#### Exercise:
Find the lines below that include the word "passe" and state how many there are, adding nothing.

#### Exercise data:
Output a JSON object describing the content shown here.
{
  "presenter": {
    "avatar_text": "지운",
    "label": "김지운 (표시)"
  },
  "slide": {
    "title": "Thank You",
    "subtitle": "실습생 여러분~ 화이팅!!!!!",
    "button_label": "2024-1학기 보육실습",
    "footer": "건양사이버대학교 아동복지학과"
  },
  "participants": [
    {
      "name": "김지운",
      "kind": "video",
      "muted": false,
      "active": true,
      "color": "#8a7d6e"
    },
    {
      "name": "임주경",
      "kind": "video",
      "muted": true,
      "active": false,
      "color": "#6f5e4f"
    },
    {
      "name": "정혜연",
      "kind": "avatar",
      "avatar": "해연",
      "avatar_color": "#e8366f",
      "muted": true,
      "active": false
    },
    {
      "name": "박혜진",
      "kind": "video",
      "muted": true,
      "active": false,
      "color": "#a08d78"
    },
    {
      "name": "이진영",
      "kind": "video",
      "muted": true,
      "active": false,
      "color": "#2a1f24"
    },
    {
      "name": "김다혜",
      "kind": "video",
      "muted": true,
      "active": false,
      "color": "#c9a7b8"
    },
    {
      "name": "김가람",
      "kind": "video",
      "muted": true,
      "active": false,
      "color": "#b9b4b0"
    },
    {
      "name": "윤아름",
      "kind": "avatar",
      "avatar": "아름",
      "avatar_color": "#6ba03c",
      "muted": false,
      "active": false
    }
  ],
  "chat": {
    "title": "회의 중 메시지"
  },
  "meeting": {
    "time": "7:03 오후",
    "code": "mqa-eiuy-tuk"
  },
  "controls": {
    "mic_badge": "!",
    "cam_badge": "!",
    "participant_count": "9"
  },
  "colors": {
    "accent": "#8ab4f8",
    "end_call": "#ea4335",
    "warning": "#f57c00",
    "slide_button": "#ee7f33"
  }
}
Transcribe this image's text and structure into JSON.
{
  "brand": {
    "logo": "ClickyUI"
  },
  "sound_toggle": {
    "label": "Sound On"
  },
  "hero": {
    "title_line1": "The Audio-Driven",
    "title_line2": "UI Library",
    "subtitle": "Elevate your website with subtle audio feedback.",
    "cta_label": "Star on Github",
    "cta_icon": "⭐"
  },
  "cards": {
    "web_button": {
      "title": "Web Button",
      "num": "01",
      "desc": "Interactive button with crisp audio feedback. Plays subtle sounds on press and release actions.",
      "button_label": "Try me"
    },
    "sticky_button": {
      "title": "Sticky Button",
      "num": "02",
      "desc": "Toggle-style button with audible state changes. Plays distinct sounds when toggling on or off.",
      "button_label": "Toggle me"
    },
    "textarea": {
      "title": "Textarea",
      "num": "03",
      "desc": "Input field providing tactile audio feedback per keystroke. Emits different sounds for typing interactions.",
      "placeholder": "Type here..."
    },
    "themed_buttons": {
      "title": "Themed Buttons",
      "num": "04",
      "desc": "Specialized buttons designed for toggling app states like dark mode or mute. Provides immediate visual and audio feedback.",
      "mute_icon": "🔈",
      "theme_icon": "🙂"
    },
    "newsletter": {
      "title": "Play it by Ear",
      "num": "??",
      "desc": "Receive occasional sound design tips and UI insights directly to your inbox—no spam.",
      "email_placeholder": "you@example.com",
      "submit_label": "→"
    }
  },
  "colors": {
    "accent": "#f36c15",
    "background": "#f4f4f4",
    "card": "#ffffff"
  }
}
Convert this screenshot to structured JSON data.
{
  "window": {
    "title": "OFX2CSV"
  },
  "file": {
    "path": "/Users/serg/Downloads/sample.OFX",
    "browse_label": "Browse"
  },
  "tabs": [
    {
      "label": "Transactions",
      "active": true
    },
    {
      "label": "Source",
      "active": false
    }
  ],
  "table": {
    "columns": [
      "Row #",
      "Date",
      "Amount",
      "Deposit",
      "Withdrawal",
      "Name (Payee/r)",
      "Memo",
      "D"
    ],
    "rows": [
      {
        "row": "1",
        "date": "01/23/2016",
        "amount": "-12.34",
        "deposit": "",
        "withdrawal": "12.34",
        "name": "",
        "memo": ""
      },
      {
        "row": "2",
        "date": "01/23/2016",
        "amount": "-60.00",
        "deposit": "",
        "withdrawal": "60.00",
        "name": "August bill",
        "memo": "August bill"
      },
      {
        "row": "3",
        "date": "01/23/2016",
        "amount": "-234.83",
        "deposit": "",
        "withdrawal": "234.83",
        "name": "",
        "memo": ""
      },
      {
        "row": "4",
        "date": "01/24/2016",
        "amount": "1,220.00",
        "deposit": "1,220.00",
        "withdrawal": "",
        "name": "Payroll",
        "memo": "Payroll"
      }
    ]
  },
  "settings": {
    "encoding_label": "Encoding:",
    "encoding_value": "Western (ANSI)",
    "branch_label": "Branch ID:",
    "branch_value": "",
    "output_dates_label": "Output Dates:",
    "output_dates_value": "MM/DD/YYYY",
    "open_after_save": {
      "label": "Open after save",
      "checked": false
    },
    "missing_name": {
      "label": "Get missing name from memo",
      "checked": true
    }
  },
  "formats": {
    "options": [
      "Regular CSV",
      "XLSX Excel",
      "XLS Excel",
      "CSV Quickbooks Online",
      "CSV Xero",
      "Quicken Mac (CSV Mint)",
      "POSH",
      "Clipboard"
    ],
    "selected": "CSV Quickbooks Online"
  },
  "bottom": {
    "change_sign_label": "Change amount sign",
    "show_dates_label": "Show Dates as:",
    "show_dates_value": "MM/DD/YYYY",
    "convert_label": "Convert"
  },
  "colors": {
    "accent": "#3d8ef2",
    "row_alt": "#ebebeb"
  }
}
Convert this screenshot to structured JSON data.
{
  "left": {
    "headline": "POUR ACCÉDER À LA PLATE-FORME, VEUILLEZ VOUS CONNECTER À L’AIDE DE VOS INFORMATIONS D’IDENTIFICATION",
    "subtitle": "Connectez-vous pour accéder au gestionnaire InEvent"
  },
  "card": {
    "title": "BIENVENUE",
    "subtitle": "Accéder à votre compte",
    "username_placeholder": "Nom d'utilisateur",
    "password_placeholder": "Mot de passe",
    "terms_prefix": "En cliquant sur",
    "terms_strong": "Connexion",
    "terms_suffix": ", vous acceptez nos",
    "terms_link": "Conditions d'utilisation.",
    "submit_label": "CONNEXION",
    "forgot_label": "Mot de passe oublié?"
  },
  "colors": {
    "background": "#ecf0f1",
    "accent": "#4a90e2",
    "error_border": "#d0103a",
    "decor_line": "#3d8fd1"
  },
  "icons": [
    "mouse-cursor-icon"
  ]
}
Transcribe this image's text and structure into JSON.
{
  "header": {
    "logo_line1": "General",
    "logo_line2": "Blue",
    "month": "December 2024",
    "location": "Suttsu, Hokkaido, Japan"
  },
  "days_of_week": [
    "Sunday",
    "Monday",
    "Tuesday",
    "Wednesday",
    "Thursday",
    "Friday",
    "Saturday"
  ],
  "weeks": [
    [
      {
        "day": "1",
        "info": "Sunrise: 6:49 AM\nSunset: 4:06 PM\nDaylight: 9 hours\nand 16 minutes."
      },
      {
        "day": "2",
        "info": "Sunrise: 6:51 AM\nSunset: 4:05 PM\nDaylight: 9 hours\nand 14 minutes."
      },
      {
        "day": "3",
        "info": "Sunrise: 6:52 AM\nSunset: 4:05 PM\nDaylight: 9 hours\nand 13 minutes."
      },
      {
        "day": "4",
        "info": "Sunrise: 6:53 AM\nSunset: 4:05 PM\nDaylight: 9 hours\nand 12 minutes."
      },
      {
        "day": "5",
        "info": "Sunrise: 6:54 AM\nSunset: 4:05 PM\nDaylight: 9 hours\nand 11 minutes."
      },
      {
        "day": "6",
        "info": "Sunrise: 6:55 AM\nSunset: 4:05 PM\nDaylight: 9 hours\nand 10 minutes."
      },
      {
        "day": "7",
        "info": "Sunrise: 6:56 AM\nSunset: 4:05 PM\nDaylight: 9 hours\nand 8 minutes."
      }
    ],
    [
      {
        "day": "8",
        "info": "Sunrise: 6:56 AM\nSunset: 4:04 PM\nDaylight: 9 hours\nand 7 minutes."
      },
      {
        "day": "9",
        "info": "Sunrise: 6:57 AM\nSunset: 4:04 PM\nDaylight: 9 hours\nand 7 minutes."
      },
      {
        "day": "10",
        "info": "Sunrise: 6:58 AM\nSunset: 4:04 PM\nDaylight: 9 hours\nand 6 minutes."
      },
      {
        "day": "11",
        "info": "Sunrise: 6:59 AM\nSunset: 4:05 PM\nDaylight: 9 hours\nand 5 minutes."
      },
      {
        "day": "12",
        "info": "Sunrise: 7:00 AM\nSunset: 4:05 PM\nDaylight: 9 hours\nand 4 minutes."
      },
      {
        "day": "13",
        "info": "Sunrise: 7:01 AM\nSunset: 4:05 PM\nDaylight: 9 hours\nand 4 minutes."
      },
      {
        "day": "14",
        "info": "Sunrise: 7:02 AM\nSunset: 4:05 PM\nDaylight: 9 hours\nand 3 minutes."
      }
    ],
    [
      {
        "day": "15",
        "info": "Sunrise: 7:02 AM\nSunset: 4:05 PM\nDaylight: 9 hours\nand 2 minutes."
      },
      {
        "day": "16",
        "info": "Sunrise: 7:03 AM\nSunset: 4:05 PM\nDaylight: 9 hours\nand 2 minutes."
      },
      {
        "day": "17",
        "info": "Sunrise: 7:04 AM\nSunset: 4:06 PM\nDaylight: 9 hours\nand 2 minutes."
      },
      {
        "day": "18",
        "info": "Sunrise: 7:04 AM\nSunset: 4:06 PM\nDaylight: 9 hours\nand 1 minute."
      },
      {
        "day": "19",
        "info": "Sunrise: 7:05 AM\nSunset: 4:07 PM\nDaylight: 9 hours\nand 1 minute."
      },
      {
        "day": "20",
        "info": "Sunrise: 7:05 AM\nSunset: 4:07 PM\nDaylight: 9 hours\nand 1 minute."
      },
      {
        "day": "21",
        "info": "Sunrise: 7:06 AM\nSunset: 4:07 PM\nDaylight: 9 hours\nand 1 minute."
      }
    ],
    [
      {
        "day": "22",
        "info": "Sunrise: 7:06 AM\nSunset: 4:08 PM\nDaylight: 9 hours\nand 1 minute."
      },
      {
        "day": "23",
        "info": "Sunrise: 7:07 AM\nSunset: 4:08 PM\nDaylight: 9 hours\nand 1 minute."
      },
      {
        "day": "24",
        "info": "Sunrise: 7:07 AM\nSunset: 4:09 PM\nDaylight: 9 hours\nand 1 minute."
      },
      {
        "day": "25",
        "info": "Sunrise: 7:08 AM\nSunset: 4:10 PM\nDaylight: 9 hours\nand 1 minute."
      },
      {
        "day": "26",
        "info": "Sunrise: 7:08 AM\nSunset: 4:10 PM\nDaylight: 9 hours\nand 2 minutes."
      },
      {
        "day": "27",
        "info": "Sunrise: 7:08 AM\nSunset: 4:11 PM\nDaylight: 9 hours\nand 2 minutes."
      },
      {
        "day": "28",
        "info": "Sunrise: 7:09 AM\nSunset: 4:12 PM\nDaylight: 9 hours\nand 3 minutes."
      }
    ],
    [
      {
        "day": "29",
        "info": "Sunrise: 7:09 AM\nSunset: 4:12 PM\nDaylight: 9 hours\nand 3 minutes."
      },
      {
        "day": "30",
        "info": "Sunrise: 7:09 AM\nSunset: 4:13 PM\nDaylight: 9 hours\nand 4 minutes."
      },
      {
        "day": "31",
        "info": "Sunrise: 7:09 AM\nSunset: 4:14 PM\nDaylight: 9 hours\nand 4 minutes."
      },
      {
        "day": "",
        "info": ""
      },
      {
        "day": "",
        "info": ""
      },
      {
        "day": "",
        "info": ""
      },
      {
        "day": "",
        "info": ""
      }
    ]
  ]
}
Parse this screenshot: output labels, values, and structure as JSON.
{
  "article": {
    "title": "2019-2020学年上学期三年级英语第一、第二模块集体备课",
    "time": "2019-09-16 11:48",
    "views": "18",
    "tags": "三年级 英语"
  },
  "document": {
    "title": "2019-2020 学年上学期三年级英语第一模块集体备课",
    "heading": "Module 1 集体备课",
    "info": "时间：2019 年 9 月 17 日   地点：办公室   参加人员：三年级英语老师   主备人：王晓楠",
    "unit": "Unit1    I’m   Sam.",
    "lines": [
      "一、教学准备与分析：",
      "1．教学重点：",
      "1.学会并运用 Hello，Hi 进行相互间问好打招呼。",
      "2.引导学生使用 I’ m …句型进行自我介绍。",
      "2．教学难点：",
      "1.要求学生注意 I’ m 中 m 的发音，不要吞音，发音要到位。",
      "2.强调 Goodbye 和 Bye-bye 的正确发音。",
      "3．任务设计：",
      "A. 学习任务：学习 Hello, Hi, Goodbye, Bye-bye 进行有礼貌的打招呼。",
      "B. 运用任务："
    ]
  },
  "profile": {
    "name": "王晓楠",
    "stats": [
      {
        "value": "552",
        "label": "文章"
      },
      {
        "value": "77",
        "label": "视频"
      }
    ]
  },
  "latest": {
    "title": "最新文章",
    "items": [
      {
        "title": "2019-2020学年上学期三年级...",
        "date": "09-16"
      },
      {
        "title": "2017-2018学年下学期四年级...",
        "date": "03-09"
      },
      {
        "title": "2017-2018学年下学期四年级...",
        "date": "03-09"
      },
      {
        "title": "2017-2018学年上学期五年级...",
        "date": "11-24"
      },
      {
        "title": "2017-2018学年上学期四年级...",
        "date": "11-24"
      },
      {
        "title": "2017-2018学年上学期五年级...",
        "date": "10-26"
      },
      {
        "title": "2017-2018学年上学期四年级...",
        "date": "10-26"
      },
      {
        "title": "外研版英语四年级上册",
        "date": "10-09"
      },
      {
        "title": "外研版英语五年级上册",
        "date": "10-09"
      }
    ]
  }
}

#### Completed task:
2